I have been reading Ron Suskind's book Confidence Man, and it is quite an education regarding the financial crisis.  However, considering the detail he uses to describe events, for example a private conversation between Elizabeth Warren and Obama, which, almost requires a complete disclosure by either party.  He better be telling the truth, which I think is impossible.

It is however, gasp, making me a bit more understanding of Liberal policies, he offers such non confrontational presentations of "progressive" viewpoints that they are almost palatable. 

It also seems to describe a very smart Obama.


He describes the whole of the Bush presidency as a reflection of the last months, which by any objective measure not a proper description.  The financial crisis, actually it was much more complex that just a financial crisis, was a long time in coming with many parties at fault, mostly people who started buying homes they could not afford and financial institutions investing in products they did not understand.  Much of the Bush presidency was prosperous.

Obama's signature legislation, Obamacare, is intended to make an inefficient system....better.  The point made in the book was that there was no correlation between level of care and outcomes, something now which must be addressed day after day in my profession (not delivering care, just documenting care).  The lack of logic and analysis is....not smart.  It is going to make things worse.  The most efficient system is for the consumer to pay for what they receive.  Obamacare is the opposite. 

The cure they chose to apply?  Transferring responsibility for care to yet another entity (Accountable Care Organizations) further removes the receiver of heath care from the payer of health care.

Also, if outcomes (money spent for benefit), is going to be applied to Medicine, should it not be applied to other concerns, specifically Poverty?
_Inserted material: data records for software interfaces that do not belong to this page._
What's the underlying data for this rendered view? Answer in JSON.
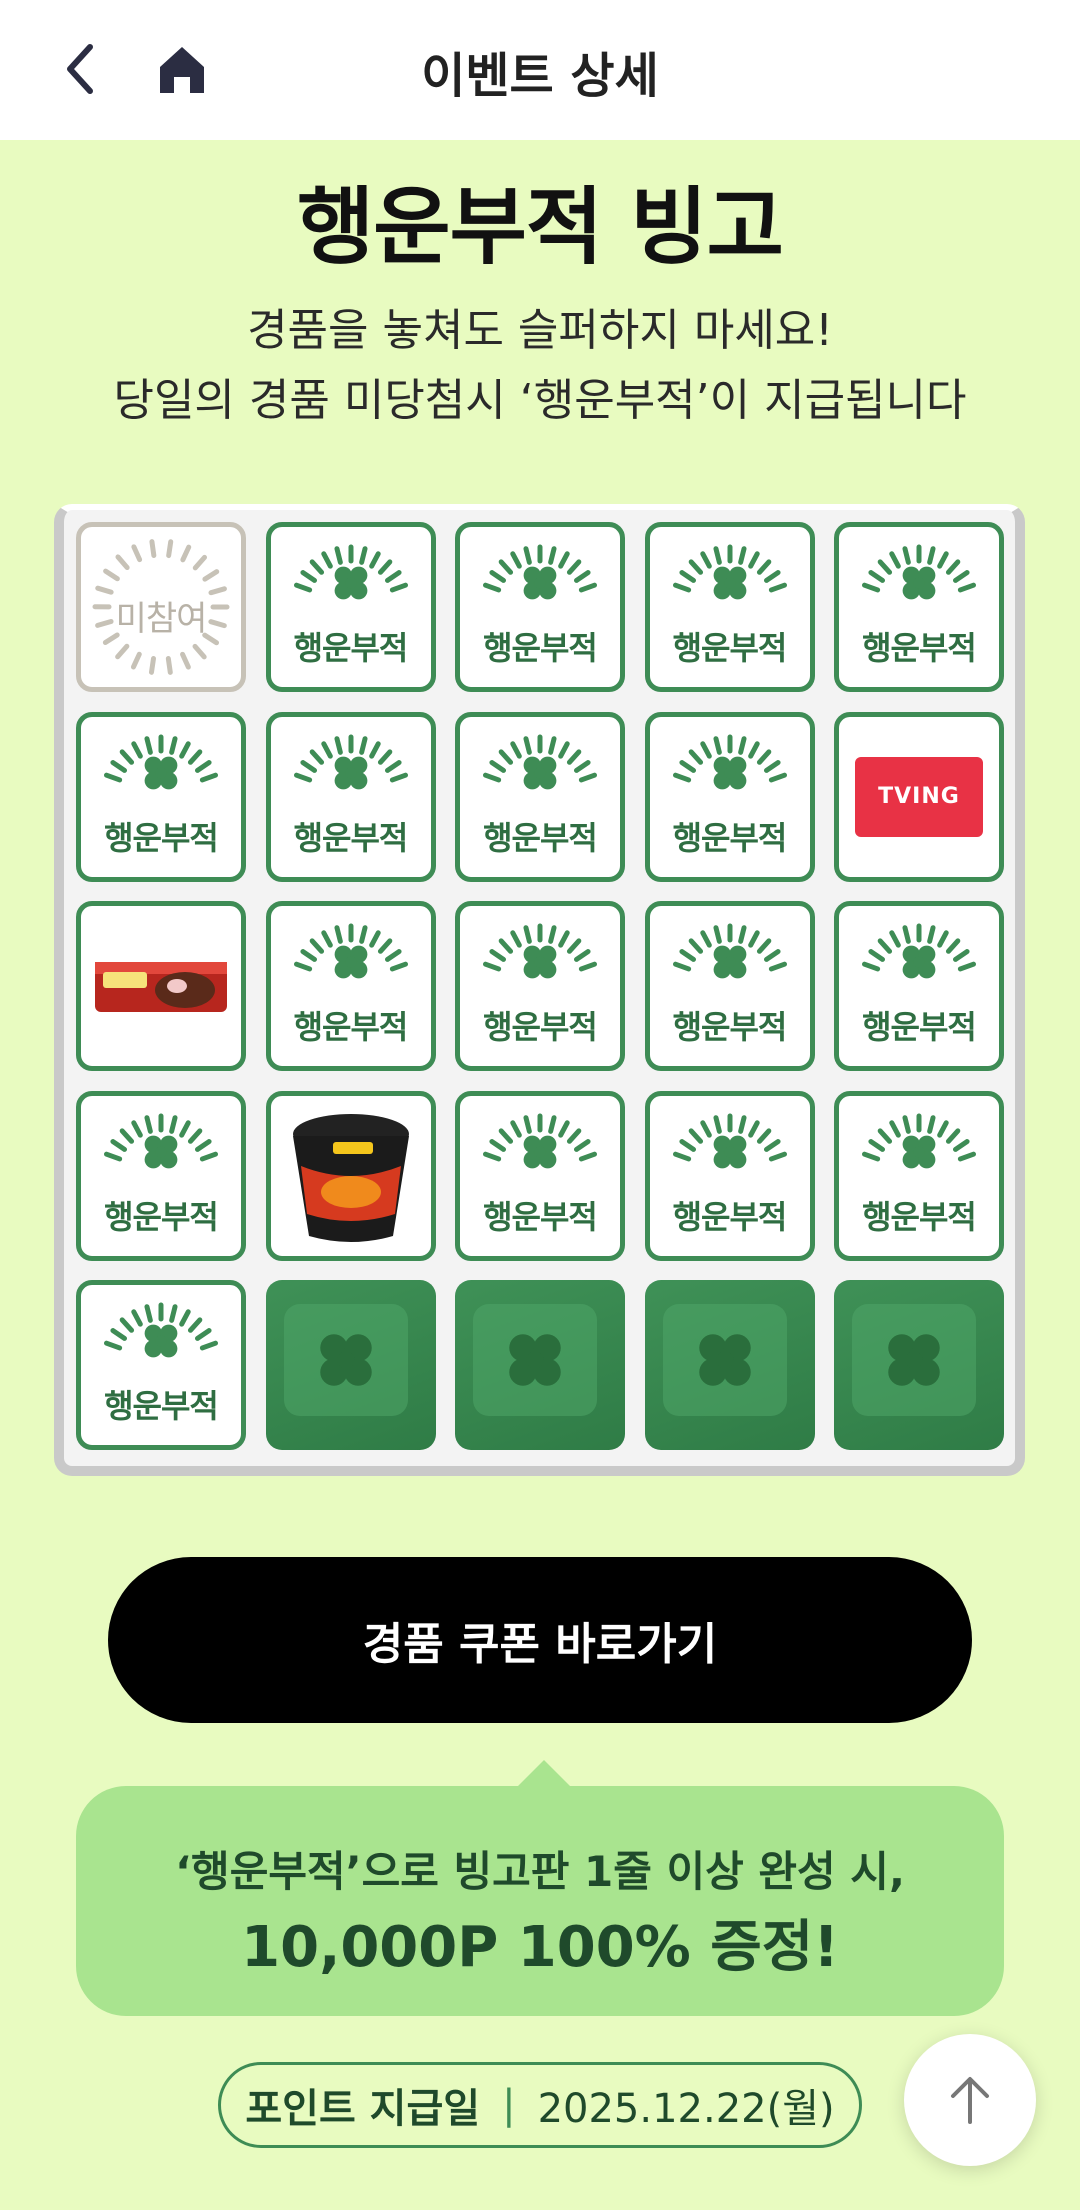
{
  "header": {
    "title": "이벤트 상세"
  },
  "hero": {
    "title": "행운부적 빙고",
    "subtitle_1": "경품을 놓쳐도 슬퍼하지 마세요!",
    "subtitle_2": "당일의 경품 미당첨시 ‘행운부적’이 지급됩니다"
  },
  "bingo": {
    "lucky_label": "행운부적",
    "none_label": "미참여",
    "cells": [
      [
        "none",
        "lucky",
        "lucky",
        "lucky",
        "lucky"
      ],
      [
        "lucky",
        "lucky",
        "lucky",
        "lucky",
        "prize-tving"
      ],
      [
        "prize-snack",
        "lucky",
        "lucky",
        "lucky",
        "lucky"
      ],
      [
        "lucky",
        "prize-ramen",
        "lucky",
        "lucky",
        "lucky"
      ],
      [
        "lucky",
        "empty",
        "empty",
        "empty",
        "empty"
      ]
    ],
    "prizes": {
      "tving_logo": "TVING"
    }
  },
  "cta": {
    "label": "경품 쿠폰 바로가기"
  },
  "promo": {
    "line_1": "‘행운부적’으로 빙고판 1줄 이상 완성 시,",
    "line_2": "10,000P 100% 증정!"
  },
  "payment": {
    "label": "포인트 지급일",
    "separator": "|",
    "date": "2025.12.22(월)"
  },
  "colors": {
    "background": "#e8fbc0",
    "accent_green": "#3e8c55",
    "promo_bg": "#a9e48f"
  }
}
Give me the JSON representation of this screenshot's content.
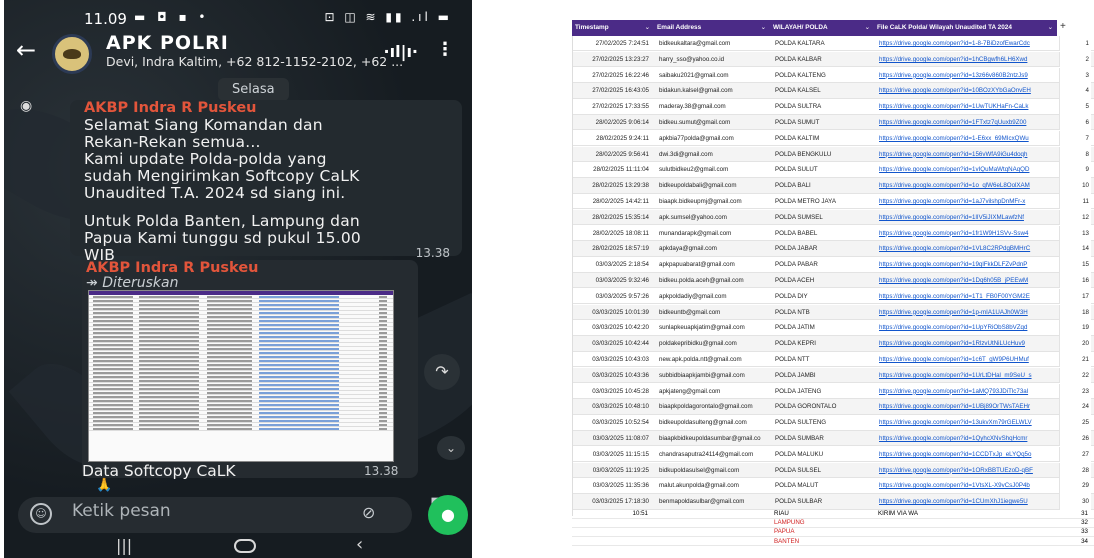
{
  "phone": {
    "status": {
      "time": "11.09"
    },
    "header": {
      "title": "APK POLRI",
      "subtitle": "Devi, Indra Kaltim, +62 812-1152-2102, +62 ..."
    },
    "day_chip": "Selasa",
    "message1": {
      "sender": "AKBP Indra R Puskeu",
      "text1": "Selamat Siang Komandan dan\nRekan-Rekan semua...\nKami update Polda-polda yang\nsudah Mengirimkan Softcopy CaLK\nUnaudited T.A. 2024 sd siang ini.",
      "text2": "Untuk Polda Banten, Lampung dan\nPapua Kami tunggu sd pukul 15.00\nWIB\nDUM, Trims 🙏",
      "time": "13.38"
    },
    "message2": {
      "sender": "AKBP Indra R Puskeu",
      "forwarded": "Diteruskan",
      "caption": "Data Softcopy CaLK",
      "time": "13.38"
    },
    "input_placeholder": "Ketik pesan",
    "accent_green": "#20c05c",
    "sender_color": "#e2553b"
  },
  "sheet": {
    "header_color": "#4b2b87",
    "columns": [
      "Timestamp",
      "Email Address",
      "WILAYAH/ POLDA",
      "File CaLK Polda/ Wilayah Unaudited TA 2024"
    ],
    "rows": [
      {
        "ts": "27/02/2025 7:24:51",
        "email": "bidkeukaltara@gmail.com",
        "polda": "POLDA KALTARA",
        "link": "https://drive.google.com/open?id=1-8-7BiDzofEwarCdc",
        "n": "1"
      },
      {
        "ts": "27/02/2025 13:23:27",
        "email": "harry_sso@yahoo.co.id",
        "polda": "POLDA KALBAR",
        "link": "https://drive.google.com/open?id=1hCBgwfh6LH6Xwd",
        "n": "2"
      },
      {
        "ts": "27/02/2025 16:22:46",
        "email": "saibaku2021@gmail.com",
        "polda": "POLDA KALTENG",
        "link": "https://drive.google.com/open?id=13z66v860B2ntzJs9",
        "n": "3"
      },
      {
        "ts": "27/02/2025 16:43:05",
        "email": "bidakun.kalsel@gmail.com",
        "polda": "POLDA KALSEL",
        "link": "https://drive.google.com/open?id=10BOzXYbGaOnvEH",
        "n": "4"
      },
      {
        "ts": "27/02/2025 17:33:55",
        "email": "maderay.38@gmail.com",
        "polda": "POLDA SULTRA",
        "link": "https://drive.google.com/open?id=1UwTUKHaFn-CaLk",
        "n": "5"
      },
      {
        "ts": "28/02/2025 9:06:14",
        "email": "bidkeu.sumut@gmail.com",
        "polda": "POLDA SUMUT",
        "link": "https://drive.google.com/open?id=1FTxtz7qUuxb9Z00",
        "n": "6"
      },
      {
        "ts": "28/02/2025 9:24:11",
        "email": "apkbia77polda@gmail.com",
        "polda": "POLDA KALTIM",
        "link": "https://drive.google.com/open?id=1-E6xx_69MIcxQWu",
        "n": "7"
      },
      {
        "ts": "28/02/2025 9:56:41",
        "email": "dwi.3di@gmail.com",
        "polda": "POLDA BENGKULU",
        "link": "https://drive.google.com/open?id=156vWfA9iGu4doqh",
        "n": "8"
      },
      {
        "ts": "28/02/2025 11:11:04",
        "email": "sulutbidkeu2@gmail.com",
        "polda": "POLDA SULUT",
        "link": "https://drive.google.com/open?id=1vIQuMaWtqNAqQD",
        "n": "9"
      },
      {
        "ts": "28/02/2025 13:29:38",
        "email": "bidkeupoldabali@gmail.com",
        "polda": "POLDA BALI",
        "link": "https://drive.google.com/open?id=1o_qlW6eL8OolXAM",
        "n": "10"
      },
      {
        "ts": "28/02/2025 14:42:11",
        "email": "biaapk.bidkeupmj@gmail.com",
        "polda": "POLDA METRO JAYA",
        "link": "https://drive.google.com/open?id=1aJ7vilshpDnMFr-x",
        "n": "11"
      },
      {
        "ts": "28/02/2025 15:35:14",
        "email": "apk.sumsel@yahoo.com",
        "polda": "POLDA SUMSEL",
        "link": "https://drive.google.com/open?id=1lIV5iJIXMLawfzNf",
        "n": "12"
      },
      {
        "ts": "28/02/2025 18:08:11",
        "email": "munandarapk@gmail.com",
        "polda": "POLDA BABEL",
        "link": "https://drive.google.com/open?id=1fr1W9H1SVv-Ssw4",
        "n": "13"
      },
      {
        "ts": "28/02/2025 18:57:19",
        "email": "apkdaya@gmail.com",
        "polda": "POLDA JABAR",
        "link": "https://drive.google.com/open?id=1VL8C2RPdgBMHrC",
        "n": "14"
      },
      {
        "ts": "03/03/2025 2:18:54",
        "email": "apkpapuabarat@gmail.com",
        "polda": "POLDA PABAR",
        "link": "https://drive.google.com/open?id=19qlFkkDLFZvPdnP",
        "n": "15"
      },
      {
        "ts": "03/03/2025 9:32:46",
        "email": "bidkeu.polda.aceh@gmail.com",
        "polda": "POLDA ACEH",
        "link": "https://drive.google.com/open?id=1Dq6h05B_jPEEwM",
        "n": "16"
      },
      {
        "ts": "03/03/2025 9:57:26",
        "email": "apkpoldadiy@gmail.com",
        "polda": "POLDA DIY",
        "link": "https://drive.google.com/open?id=1T1_FB0F00YGM2E",
        "n": "17"
      },
      {
        "ts": "03/03/2025 10:01:39",
        "email": "bidkeuntb@gmail.com",
        "polda": "POLDA NTB",
        "link": "https://drive.google.com/open?id=1p-mIA1UAJh0W3H",
        "n": "18"
      },
      {
        "ts": "03/03/2025 10:42:20",
        "email": "sunlapkeuapkjatim@gmail.com",
        "polda": "POLDA JATIM",
        "link": "https://drive.google.com/open?id=1UpYRiObS8bVZqd",
        "n": "19"
      },
      {
        "ts": "03/03/2025 10:42:44",
        "email": "poldakepribidku@gmail.com",
        "polda": "POLDA KEPRI",
        "link": "https://drive.google.com/open?id=1RlzvUtNiLUcHuv9",
        "n": "20"
      },
      {
        "ts": "03/03/2025 10:43:03",
        "email": "new.apk.polda.ntt@gmail.com",
        "polda": "POLDA NTT",
        "link": "https://drive.google.com/open?id=1c6T_gW9P6UHMuf",
        "n": "21"
      },
      {
        "ts": "03/03/2025 10:43:36",
        "email": "subbidbiaapkjambi@gmail.com",
        "polda": "POLDA JAMBI",
        "link": "https://drive.google.com/open?id=1UrLtDHal_m9SeU_s",
        "n": "22"
      },
      {
        "ts": "03/03/2025 10:45:28",
        "email": "apkjateng@gmail.com",
        "polda": "POLDA JATENG",
        "link": "https://drive.google.com/open?id=1aMQ793JDiTlc73al",
        "n": "23"
      },
      {
        "ts": "03/03/2025 10:48:10",
        "email": "biaapkpoldagorontalo@gmail.com",
        "polda": "POLDA GORONTALO",
        "link": "https://drive.google.com/open?id=1UBj89OrTWsTAEHr",
        "n": "24"
      },
      {
        "ts": "03/03/2025 10:52:54",
        "email": "bidkeupoldasulteng@gmail.com",
        "polda": "POLDA SULTENG",
        "link": "https://drive.google.com/open?id=13ukvXm79rGELWLV",
        "n": "25"
      },
      {
        "ts": "03/03/2025 11:08:07",
        "email": "biaapkbidkeupoldasumbar@gmail.co",
        "polda": "POLDA SUMBAR",
        "link": "https://drive.google.com/open?id=1QyhcXNvShqHcmr",
        "n": "26"
      },
      {
        "ts": "03/03/2025 11:15:15",
        "email": "chandrasaputra24114@gmail.com",
        "polda": "POLDA MALUKU",
        "link": "https://drive.google.com/open?id=1CCDTxJp_eLYQq5o",
        "n": "27"
      },
      {
        "ts": "03/03/2025 11:19:25",
        "email": "bidkupoldasulsel@gmail.com",
        "polda": "POLDA SULSEL",
        "link": "https://drive.google.com/open?id=1ORxBBTUEzoD-qBF",
        "n": "28"
      },
      {
        "ts": "03/03/2025 11:35:36",
        "email": "malut.akunpolda@gmail.com",
        "polda": "POLDA MALUT",
        "link": "https://drive.google.com/open?id=1VtsXL-X9vCsJ0P4b",
        "n": "29"
      },
      {
        "ts": "03/03/2025 17:18:30",
        "email": "benmapoldasulbar@gmail.com",
        "polda": "POLDA SULBAR",
        "link": "https://drive.google.com/open?id=1CUmXhJ1iegwe5U",
        "n": "30"
      }
    ],
    "extra_rows": [
      {
        "ts": "10:51",
        "polda": "RIAU",
        "link": "KIRIM VIA WA",
        "n": "31",
        "red": false
      },
      {
        "ts": "",
        "polda": "LAMPUNG",
        "link": "",
        "n": "32",
        "red": true
      },
      {
        "ts": "",
        "polda": "PAPUA",
        "link": "",
        "n": "33",
        "red": true
      },
      {
        "ts": "",
        "polda": "BANTEN",
        "link": "",
        "n": "34",
        "red": true
      }
    ]
  }
}
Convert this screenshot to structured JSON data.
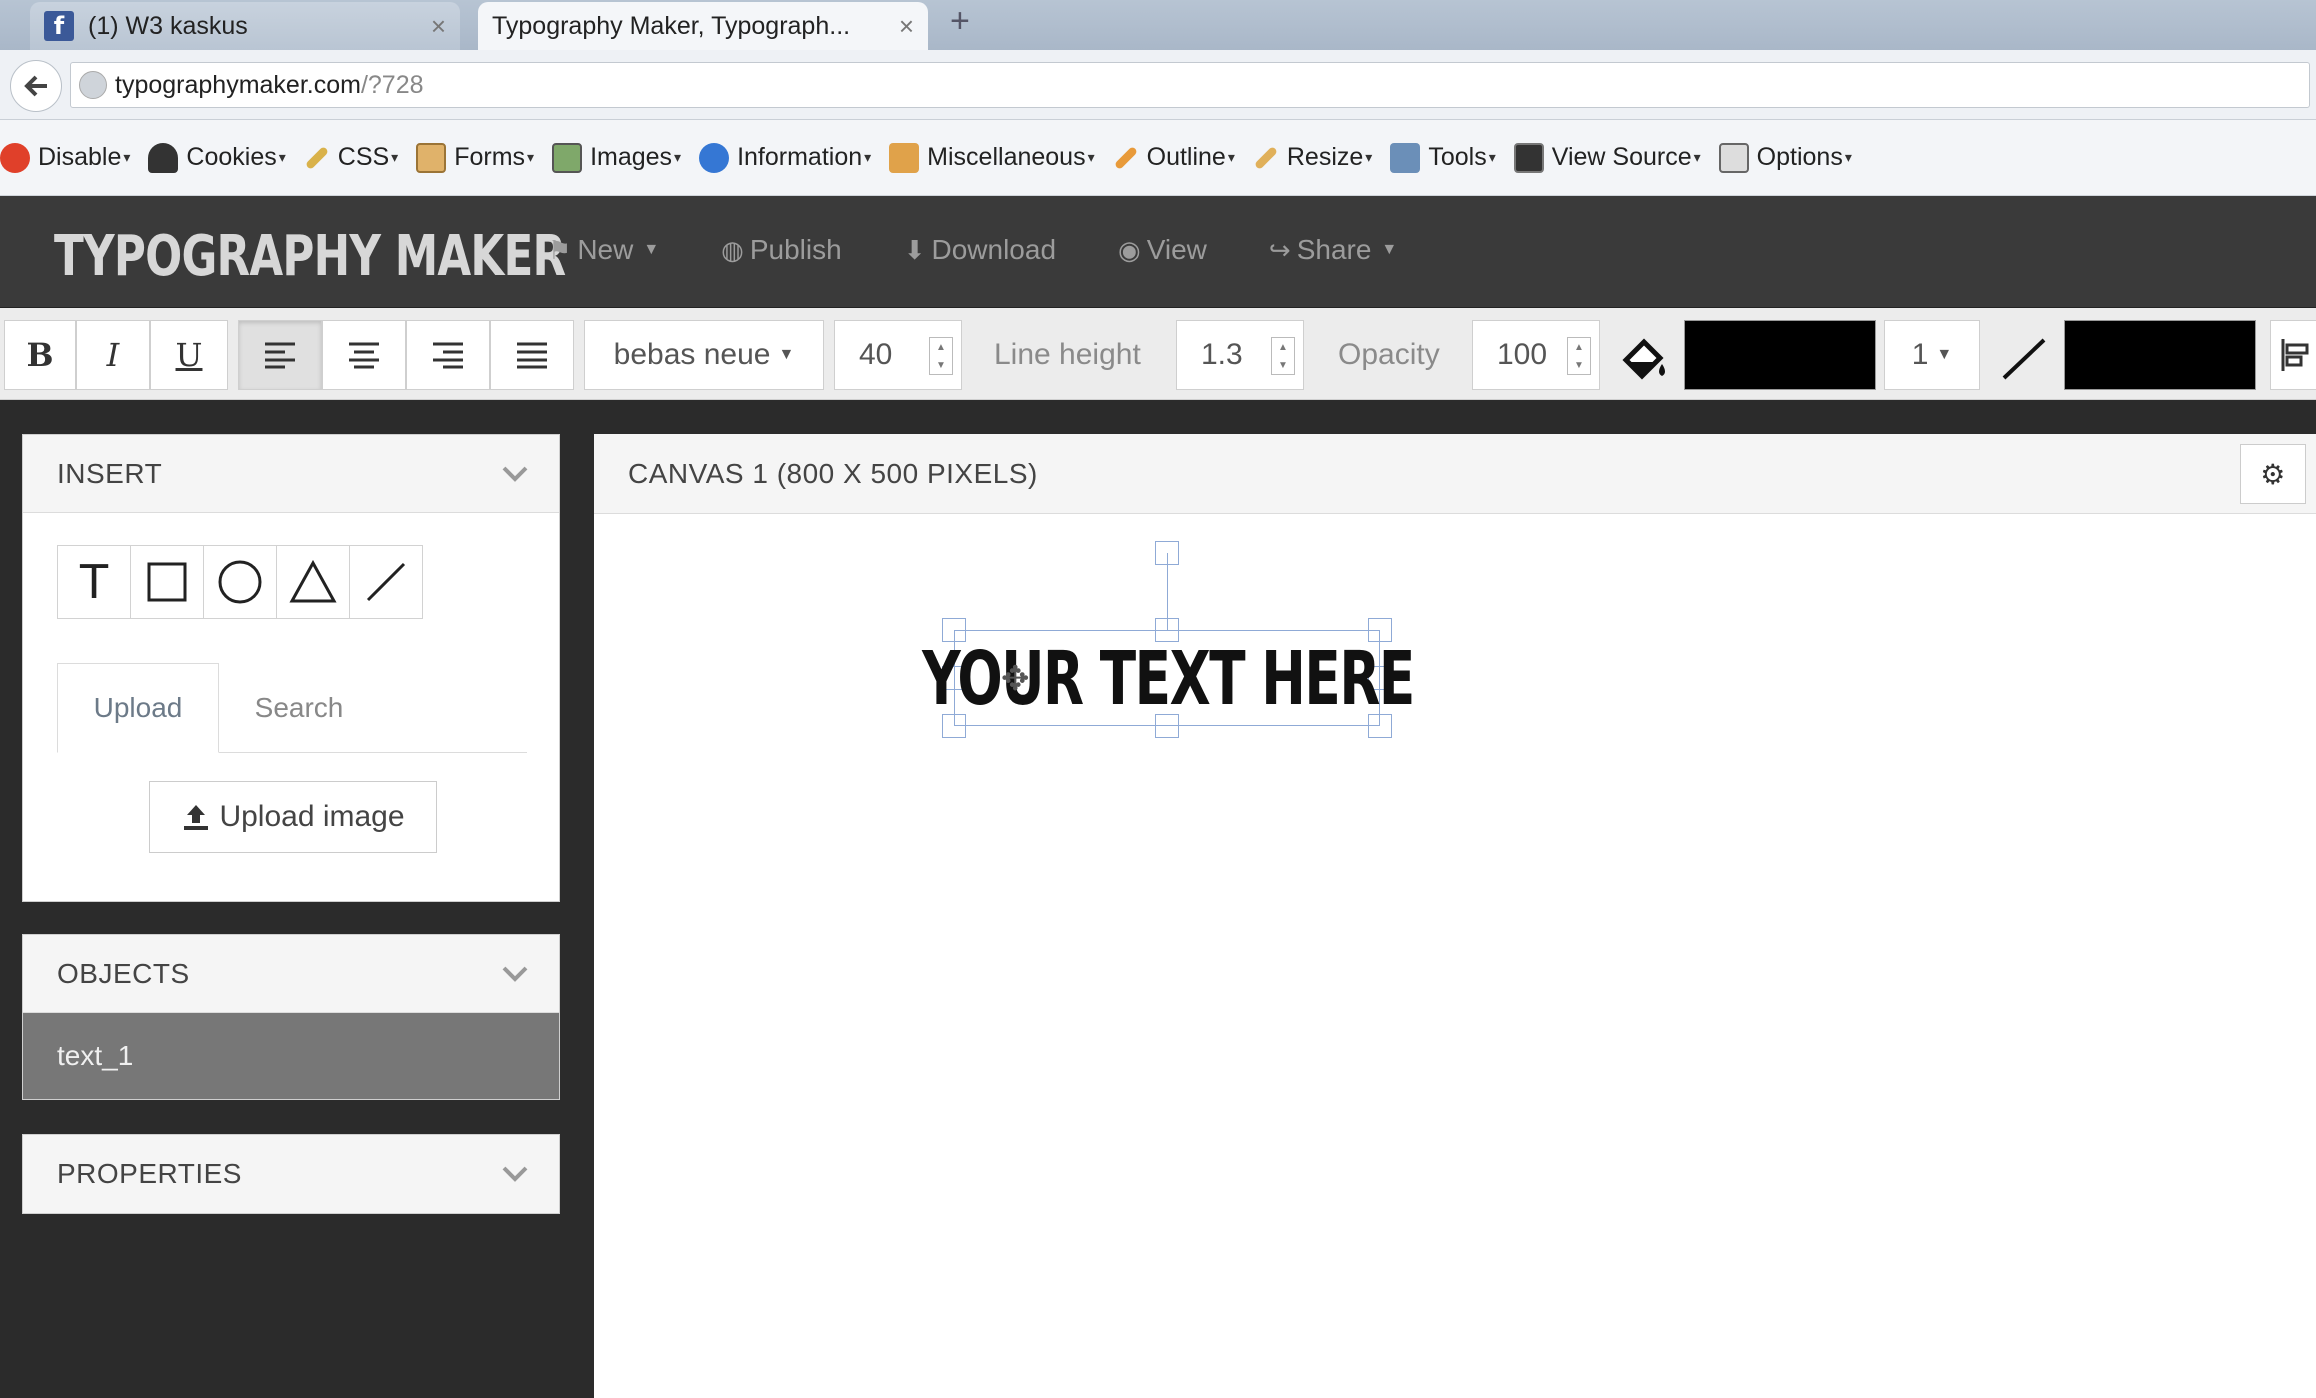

While I admire his change of heart regarding Gay and Lesbian issues, his missed opportunity to heal race and have us move beyond (which ultimately is going to require black people to say, apology accepted, lets move on) is really, really regretful.  He could have changed the conversation to, "we are all in this together", yet chose feed the fire of oppression and entitlement.

For me his lasting legacy will be the enlargement of the entitlement state.

On another note, the inconvenient truth about An Inconvenient Truth, is the graph that Gore showed with the hockey stick (and the models projected to show a flooded earth) has not happened and should have by now.  After 6 years of unfettered Liberal Green, is the problem better?  Crisis averted?  Did the miniscule number of electric cars stop the tide and prevent disaster or did it just not happen.  Climate change is mostly a poorly studied and politically biased theory.  As in all things, the economic and personal desires of a free people is the best way to cure such ills (Tesla).

The belief that a controlling entity can manage complex problems, poverty, race, percentage of rich/poor, environment, never ceases to amaze in its immaturity.

Saturday, June 28, 2014


The world cup is a Liberal thing.

When does game end?  Kind of...sorta...ends.   Well we keep track, and we add stuff on at the end and...

There are no commercial breaks!  Sell something already.

So America...team USA!, gets a tied in the last (sort of) 7 seconds to....Tie!  And they advance?

What a bunch of BS!   We Conservatives need rules, and end of game time management and...your out if lose


Its freaking boring!

Saturday, April 12, 2014